DATA SUPPLIED:
+---+
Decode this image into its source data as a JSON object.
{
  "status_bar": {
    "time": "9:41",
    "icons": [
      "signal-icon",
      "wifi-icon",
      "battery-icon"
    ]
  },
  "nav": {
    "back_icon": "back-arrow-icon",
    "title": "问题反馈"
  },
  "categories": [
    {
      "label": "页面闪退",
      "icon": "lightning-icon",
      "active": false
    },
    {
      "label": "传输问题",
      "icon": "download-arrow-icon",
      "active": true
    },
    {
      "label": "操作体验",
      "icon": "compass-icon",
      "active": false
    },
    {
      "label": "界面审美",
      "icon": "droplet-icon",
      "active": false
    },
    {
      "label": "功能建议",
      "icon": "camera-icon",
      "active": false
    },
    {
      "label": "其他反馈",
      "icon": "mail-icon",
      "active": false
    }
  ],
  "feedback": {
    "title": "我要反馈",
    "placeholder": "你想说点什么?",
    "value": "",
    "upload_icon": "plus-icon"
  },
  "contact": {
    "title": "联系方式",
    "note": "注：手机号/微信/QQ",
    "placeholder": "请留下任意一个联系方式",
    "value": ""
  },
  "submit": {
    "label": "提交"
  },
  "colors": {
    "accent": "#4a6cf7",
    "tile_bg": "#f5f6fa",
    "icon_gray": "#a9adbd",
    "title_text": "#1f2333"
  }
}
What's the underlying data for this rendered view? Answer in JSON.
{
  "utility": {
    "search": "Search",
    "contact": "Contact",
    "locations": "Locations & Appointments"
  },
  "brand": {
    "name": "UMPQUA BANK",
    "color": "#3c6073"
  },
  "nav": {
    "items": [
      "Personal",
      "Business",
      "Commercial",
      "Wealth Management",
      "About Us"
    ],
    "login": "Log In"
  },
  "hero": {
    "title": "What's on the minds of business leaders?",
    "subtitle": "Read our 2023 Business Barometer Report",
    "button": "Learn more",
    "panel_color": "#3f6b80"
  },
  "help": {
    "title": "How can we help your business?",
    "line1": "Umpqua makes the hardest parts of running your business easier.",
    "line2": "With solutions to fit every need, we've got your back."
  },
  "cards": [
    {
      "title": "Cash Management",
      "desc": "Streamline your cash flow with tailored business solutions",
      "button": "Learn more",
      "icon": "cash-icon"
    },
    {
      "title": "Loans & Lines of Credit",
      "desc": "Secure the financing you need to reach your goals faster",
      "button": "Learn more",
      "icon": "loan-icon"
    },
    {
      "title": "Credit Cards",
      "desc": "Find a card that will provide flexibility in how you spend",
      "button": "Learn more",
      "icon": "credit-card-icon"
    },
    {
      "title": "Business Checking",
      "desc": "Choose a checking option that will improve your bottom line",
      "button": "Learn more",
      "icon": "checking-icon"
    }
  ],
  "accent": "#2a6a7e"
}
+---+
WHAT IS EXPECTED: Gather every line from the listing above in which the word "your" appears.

EXPECTED OUTPUT:
    "title": "How can we help your business?",
    "line1": "Umpqua makes the hardest parts of running your business easier.",
    "line2": "With solutions to fit every need, we've got your back."
      "desc": "Streamline your cash flow with tailored business solutions",
      "desc": "Secure the financing you need to reach your goals faster",
      "desc": "Choose a checking option that will improve your bottom line",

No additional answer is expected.